So what do amino acids do that is so important? 1) they are a source of energy–4 calories per gram; 2) they can be used to make other amino acids, make proteins–such as the muscles, and be used as glucose; 3) they act as neurotransmitters, or are the building blocks for hormones or neurotransmitters; 4) they are also the building blocks for the hemoglobin in the blood and necessary for making DNA–your unique genetic code; and 5) as I mentioned earlier, important for your immune system. For example, lysine is one of the amino acids that is thought to decrease the occurrence of cold sores caused by the herpes virus.
Foods that contain all 9 of the essential amino acids are called complete proteins. Foods that do not contain all 9 are considered incomplete proteins and this will limit the functions that are capable based on the amino acid that is not present. Most animal proteins are considered complete proteins. Plant foods that are considered complete proteins include spinach, some beans, some nuts and seeds. Rice, peas, lentils walnuts, peanuts, and almonds are some that are considered incomplete. For example, most cereal grains are low in lysine, and most fruits and veggies are low in lysine. Foods high in lysine are meats, fish, milk and eggs, soybeans, lentils, nuts and seeds. However, foods that are incomplete proteins can be combined to provide complete proteins–this is especially important for vegetarians and vegans who limit their intake of meat and animal food sources.

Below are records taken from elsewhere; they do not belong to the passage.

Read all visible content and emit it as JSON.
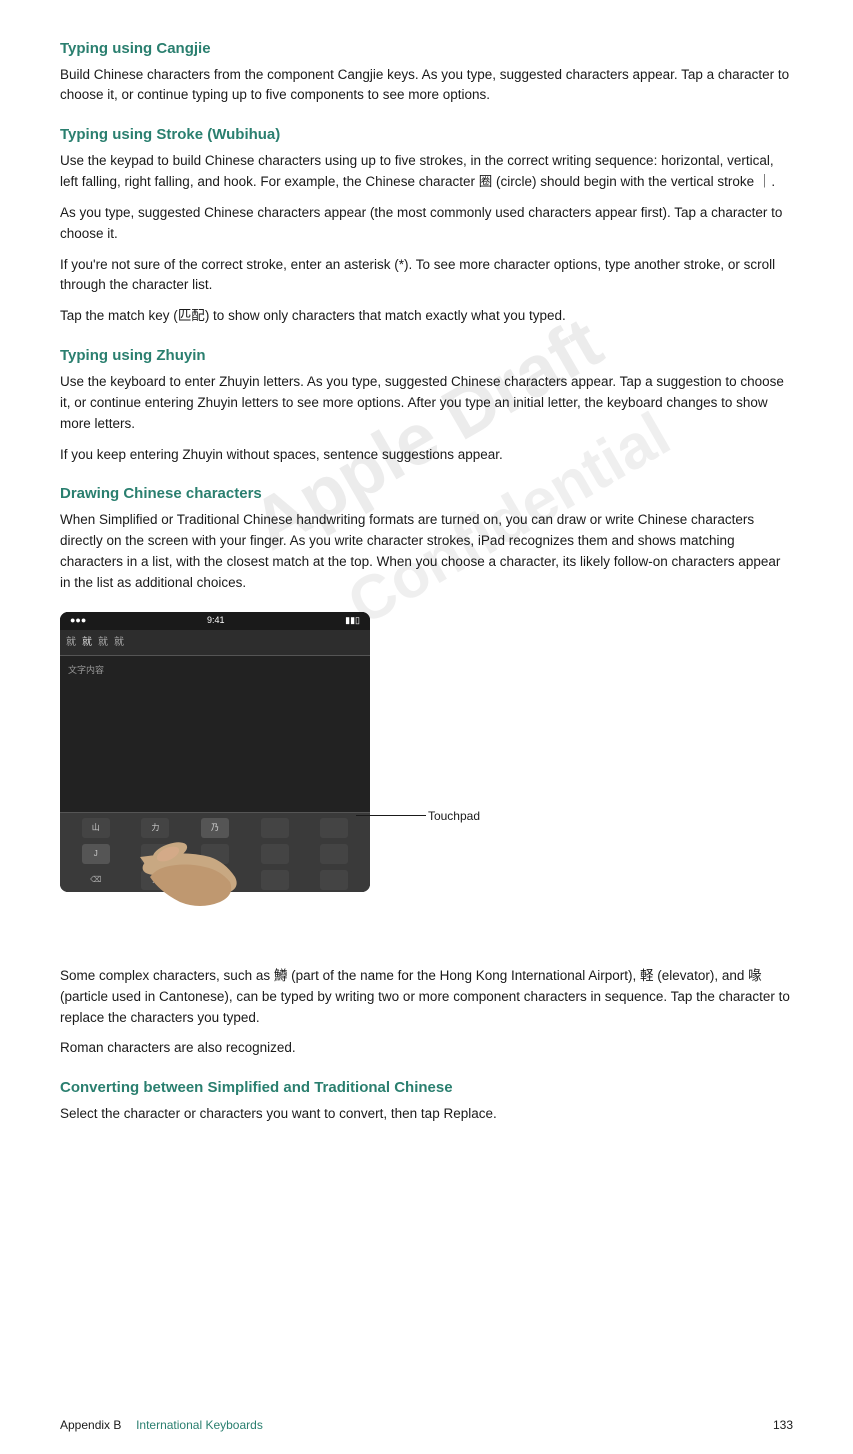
{
  "sections": [
    {
      "id": "typing-cangjie",
      "heading": "Typing using Cangjie",
      "paragraphs": [
        "Build Chinese characters from the component Cangjie keys. As you type, suggested characters appear. Tap a character to choose it, or continue typing up to five components to see more options."
      ]
    },
    {
      "id": "typing-stroke",
      "heading": "Typing using Stroke (Wubihua)",
      "paragraphs": [
        "Use the keypad to build Chinese characters using up to five strokes, in the correct writing sequence: horizontal, vertical, left falling, right falling, and hook. For example, the Chinese character 圈 (circle) should begin with the vertical stroke ｜.",
        "As you type, suggested Chinese characters appear (the most commonly used characters appear first). Tap a character to choose it.",
        "If you're not sure of the correct stroke, enter an asterisk (*). To see more character options, type another stroke, or scroll through the character list.",
        "Tap the match key (匹配) to show only characters that match exactly what you typed."
      ]
    },
    {
      "id": "typing-zhuyin",
      "heading": "Typing using Zhuyin",
      "paragraphs": [
        "Use the keyboard to enter Zhuyin letters. As you type, suggested Chinese characters appear. Tap a suggestion to choose it, or continue entering Zhuyin letters to see more options. After you type an initial letter, the keyboard changes to show more letters.",
        "If you keep entering Zhuyin without spaces, sentence suggestions appear."
      ]
    },
    {
      "id": "drawing-chinese",
      "heading": "Drawing Chinese characters",
      "paragraphs": [
        "When Simplified or Traditional Chinese handwriting formats are turned on, you can draw or write Chinese characters directly on the screen with your finger. As you write character strokes, iPad recognizes them and shows matching characters in a list, with the closest match at the top. When you choose a character, its likely follow-on characters appear in the list as additional choices.",
        "IPAD_IMAGE_PLACEHOLDER",
        "Some complex characters, such as 鱒 (part of the name for the Hong Kong International Airport), 軽 (elevator), and 喙 (particle used in Cantonese), can be typed by writing two or more component characters in sequence. Tap the character to replace the characters you typed.",
        "Roman characters are also recognized."
      ]
    },
    {
      "id": "converting-chinese",
      "heading": "Converting between Simplified and Traditional Chinese",
      "paragraphs": [
        "Select the character or characters you want to convert, then tap Replace."
      ]
    }
  ],
  "touchpad_label": "Touchpad",
  "watermark1": "Apple Draft",
  "watermark2": "Apple Confidential",
  "footer": {
    "appendix_label": "Appendix B",
    "section_label": "International Keyboards",
    "page_number": "133"
  },
  "image": {
    "alt": "iPad showing Chinese handwriting character recognition with touchpad area"
  }
}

How can you figure out how much protein you need per day? Well, on the average you need 1 gram of protein for each kilogram of body weight (or 1 gram per 2.2 pounds of body weight), then you divide that amount by 3 to get the amount needed at each meal, or by 2 if you only eat 2 meals a day. For example, for someone who weighs about 150 pounds, he or she would need about 68 grams of protein, which works out to a little over 20 grams per meal. As people get older, a lack of sufficient protein can lead to immune deficiencies and loss of muscle (known as sarcopenia) which then contributes to osteoporosis, balance problems and potentially Alzheimer’s.
So, if your diet is deficient in getting these amino acids, one of the ways to counteract this problem is to supplement with amino acid supplements which can be in tablet, capsule, or powder form. These forms are especially helpful for people who have problems with their digestion as these forms are easier to assimilate compared to food sources. Most amino acid supplements are safe in the recommended dosages; however, it is possible for people to get nausea, diarrhea, or bloating from large doses, or even allergic reactions–which can happen with practically anything that a person can come in contact with–whether orally or topically. The amino acid product that I recommend is Perfect Amino made by Body Health. Besides their protein powders ( lemon/lime and berry flavors), they have very delicious dark chocolate protein bars. Arbonne also makes a delicious vanilla and chocolate flavored protein powders containing 20 grams of protein per serving made from plant sources, which is especially helpful for people with dairy sensitivities or for vegans.]]>